Fort Myers Police Department along with other area law enforcement and missing persons groups held an event for families of missing loved ones to connect with those searching for them.
FMPD held the first Missing Person’s Day event in Lee County at Fort Myers High School Saturday.
The event was open to the public for anyone to attend and look at posters of missing people to see if they recognized anyone they knew.
It was also an opportunity to bring old photos, dental records and anything to help find or identify loved ones.
Officers told us some families of known missing people gave them some updated DNA samples at the event. Others let police know about people they haven’t seen in a while and are worried about.
Peace River K9 Search and Rescue let people get to know how they help families look for loved ones.

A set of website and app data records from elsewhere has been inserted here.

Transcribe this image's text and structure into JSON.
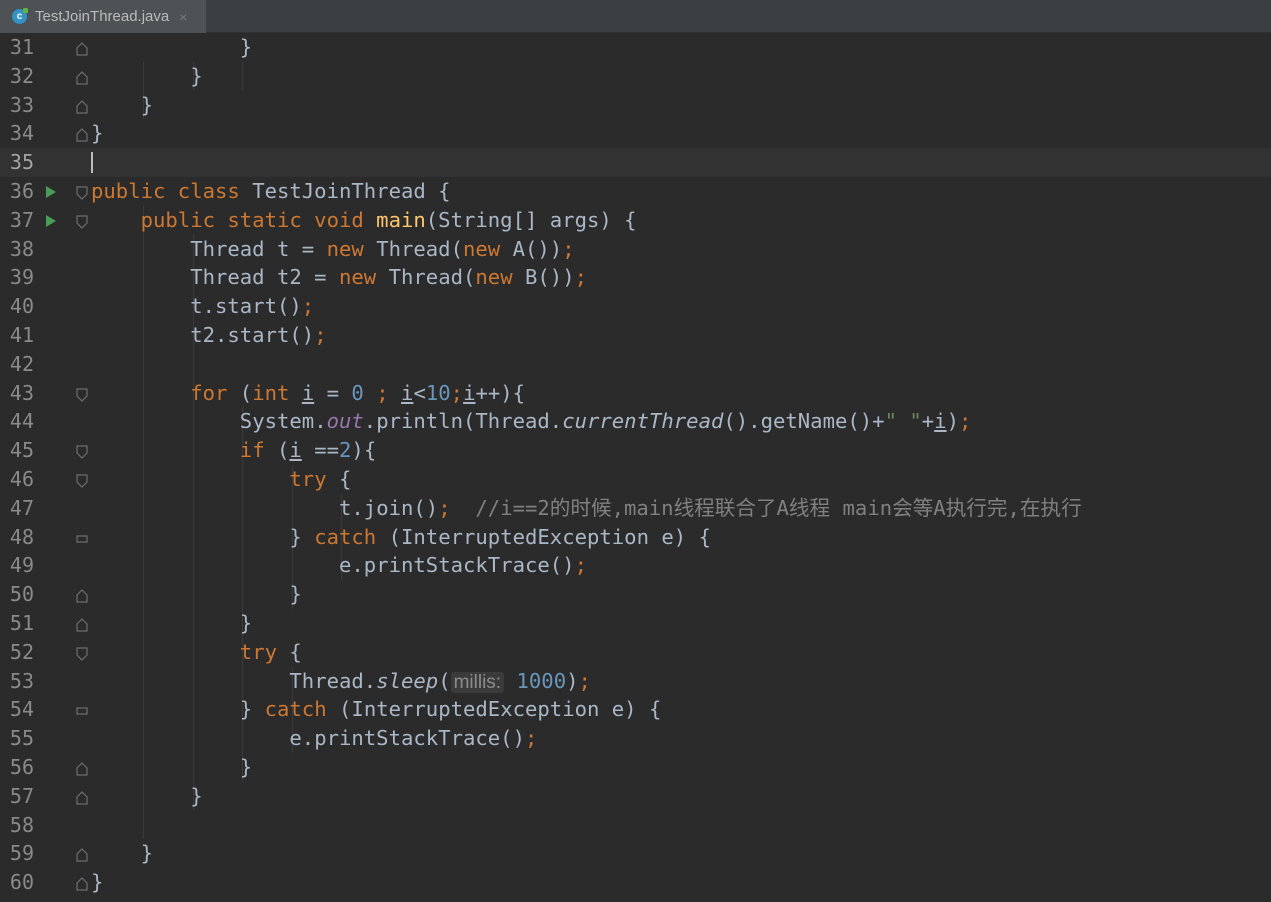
{
  "tab": {
    "file_name": "TestJoinThread.java",
    "icon": "java-class-icon",
    "close": "×"
  },
  "editor": {
    "current_line": 35,
    "run_lines": [
      36,
      37
    ],
    "lines": [
      {
        "n": "31",
        "indent": 3,
        "fold": "end",
        "tokens": [
          {
            "t": "}"
          }
        ]
      },
      {
        "n": "32",
        "indent": 2,
        "fold": "end",
        "tokens": [
          {
            "t": "}"
          }
        ]
      },
      {
        "n": "33",
        "indent": 1,
        "fold": "end",
        "tokens": [
          {
            "t": "}"
          }
        ]
      },
      {
        "n": "34",
        "indent": 0,
        "fold": "end",
        "tokens": [
          {
            "t": "}"
          }
        ]
      },
      {
        "n": "35",
        "indent": 0,
        "fold": "",
        "tokens": []
      },
      {
        "n": "36",
        "indent": 0,
        "fold": "start",
        "tokens": [
          {
            "t": "public class ",
            "c": "kw"
          },
          {
            "t": "TestJoinThread {"
          }
        ]
      },
      {
        "n": "37",
        "indent": 1,
        "fold": "start",
        "tokens": [
          {
            "t": "public static void ",
            "c": "kw"
          },
          {
            "t": "main",
            "c": "fn"
          },
          {
            "t": "(String[] args) {"
          }
        ]
      },
      {
        "n": "38",
        "indent": 2,
        "fold": "",
        "tokens": [
          {
            "t": "Thread t = "
          },
          {
            "t": "new ",
            "c": "kw"
          },
          {
            "t": "Thread("
          },
          {
            "t": "new ",
            "c": "kw"
          },
          {
            "t": "A())"
          },
          {
            "t": ";",
            "c": "kw"
          }
        ]
      },
      {
        "n": "39",
        "indent": 2,
        "fold": "",
        "tokens": [
          {
            "t": "Thread t2 = "
          },
          {
            "t": "new ",
            "c": "kw"
          },
          {
            "t": "Thread("
          },
          {
            "t": "new ",
            "c": "kw"
          },
          {
            "t": "B())"
          },
          {
            "t": ";",
            "c": "kw"
          }
        ]
      },
      {
        "n": "40",
        "indent": 2,
        "fold": "",
        "tokens": [
          {
            "t": "t.start()"
          },
          {
            "t": ";",
            "c": "kw"
          }
        ]
      },
      {
        "n": "41",
        "indent": 2,
        "fold": "",
        "tokens": [
          {
            "t": "t2.start()"
          },
          {
            "t": ";",
            "c": "kw"
          }
        ]
      },
      {
        "n": "42",
        "indent": 0,
        "fold": "",
        "tokens": []
      },
      {
        "n": "43",
        "indent": 2,
        "fold": "start",
        "tokens": [
          {
            "t": "for ",
            "c": "kw"
          },
          {
            "t": "("
          },
          {
            "t": "int ",
            "c": "kw"
          },
          {
            "t": "i",
            "c": "ul"
          },
          {
            "t": " = "
          },
          {
            "t": "0",
            "c": "num"
          },
          {
            "t": " ; ",
            "c": "kw"
          },
          {
            "t": "i",
            "c": "ul"
          },
          {
            "t": "<"
          },
          {
            "t": "10",
            "c": "num"
          },
          {
            "t": ";",
            "c": "kw"
          },
          {
            "t": "i",
            "c": "ul"
          },
          {
            "t": "++){"
          }
        ]
      },
      {
        "n": "44",
        "indent": 3,
        "fold": "",
        "tokens": [
          {
            "t": "System."
          },
          {
            "t": "out",
            "c": "fld"
          },
          {
            "t": ".println(Thread."
          },
          {
            "t": "currentThread",
            "c": "it"
          },
          {
            "t": "().getName()+"
          },
          {
            "t": "\" \"",
            "c": "str"
          },
          {
            "t": "+"
          },
          {
            "t": "i",
            "c": "ul"
          },
          {
            "t": ")"
          },
          {
            "t": ";",
            "c": "kw"
          }
        ]
      },
      {
        "n": "45",
        "indent": 3,
        "fold": "start",
        "tokens": [
          {
            "t": "if ",
            "c": "kw"
          },
          {
            "t": "("
          },
          {
            "t": "i",
            "c": "ul"
          },
          {
            "t": " =="
          },
          {
            "t": "2",
            "c": "num"
          },
          {
            "t": "){"
          }
        ]
      },
      {
        "n": "46",
        "indent": 4,
        "fold": "start",
        "tokens": [
          {
            "t": "try ",
            "c": "kw"
          },
          {
            "t": "{"
          }
        ]
      },
      {
        "n": "47",
        "indent": 5,
        "fold": "",
        "tokens": [
          {
            "t": "t.join()"
          },
          {
            "t": ";",
            "c": "kw"
          },
          {
            "t": "  //i==2的时候,main线程联合了A线程 main会等A执行完,在执行",
            "c": "cm"
          }
        ]
      },
      {
        "n": "48",
        "indent": 4,
        "fold": "mid",
        "tokens": [
          {
            "t": "} "
          },
          {
            "t": "catch ",
            "c": "kw"
          },
          {
            "t": "(InterruptedException e) {"
          }
        ]
      },
      {
        "n": "49",
        "indent": 5,
        "fold": "",
        "tokens": [
          {
            "t": "e.printStackTrace()"
          },
          {
            "t": ";",
            "c": "kw"
          }
        ]
      },
      {
        "n": "50",
        "indent": 4,
        "fold": "end",
        "tokens": [
          {
            "t": "}"
          }
        ]
      },
      {
        "n": "51",
        "indent": 3,
        "fold": "end",
        "tokens": [
          {
            "t": "}"
          }
        ]
      },
      {
        "n": "52",
        "indent": 3,
        "fold": "start",
        "tokens": [
          {
            "t": "try ",
            "c": "kw"
          },
          {
            "t": "{"
          }
        ]
      },
      {
        "n": "53",
        "indent": 4,
        "fold": "",
        "tokens": [
          {
            "t": "Thread."
          },
          {
            "t": "sleep",
            "c": "it"
          },
          {
            "t": "("
          },
          {
            "t": "millis:",
            "c": "hint"
          },
          {
            "t": " "
          },
          {
            "t": "1000",
            "c": "num"
          },
          {
            "t": ")"
          },
          {
            "t": ";",
            "c": "kw"
          }
        ]
      },
      {
        "n": "54",
        "indent": 3,
        "fold": "mid",
        "tokens": [
          {
            "t": "} "
          },
          {
            "t": "catch ",
            "c": "kw"
          },
          {
            "t": "(InterruptedException e) {"
          }
        ]
      },
      {
        "n": "55",
        "indent": 4,
        "fold": "",
        "tokens": [
          {
            "t": "e.printStackTrace()"
          },
          {
            "t": ";",
            "c": "kw"
          }
        ]
      },
      {
        "n": "56",
        "indent": 3,
        "fold": "end",
        "tokens": [
          {
            "t": "}"
          }
        ]
      },
      {
        "n": "57",
        "indent": 2,
        "fold": "end",
        "tokens": [
          {
            "t": "}"
          }
        ]
      },
      {
        "n": "58",
        "indent": 0,
        "fold": "",
        "tokens": []
      },
      {
        "n": "59",
        "indent": 1,
        "fold": "end",
        "tokens": [
          {
            "t": "}"
          }
        ]
      },
      {
        "n": "60",
        "indent": 0,
        "fold": "end",
        "tokens": [
          {
            "t": "}"
          }
        ]
      }
    ]
  }
}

The public had the opportunity to talk with team members about the organizations drones and areas they want to search and get to know the dogs who help look.
“The Cold Case Unit is here because we have several unidentified deceased people,” said Mike Hadsell, president of Peace River K9 Search and Rescue. “Our goal in that is identify them, so we can at least give the families some closure.”
The FMPD crime scene unit also offered free fingerprinting for kids. By having this on file, investigators are already steps ahead to help them get home safely in the event a child goes missing.
Other agencies in attendance included Lee County Sheriff’s Office, Southwest Florida Crime Stoppers, Cape Coral Police Department, Florida Department of Law Enforcement, The National Center for Missing and Exploited Children, the State Attorney’s Office, Florida Department of Children and Families, District 21 Medical Examiner’s Office and NAMUS (National Missing and Unidentified Persons System.)
FMPD told us its research and other agency’s research indicates there are 39 missing people out of Lee County.
Anyone who did not make it and has information on a missing person can call FMPD at 239-321-770 to make a report.
“Mother’s Days are the worst because moms miss their kids,” Hadsell said. “I get a lot of phone calls on Mother’s Days because they’re still missing their kids. These families need to come home.”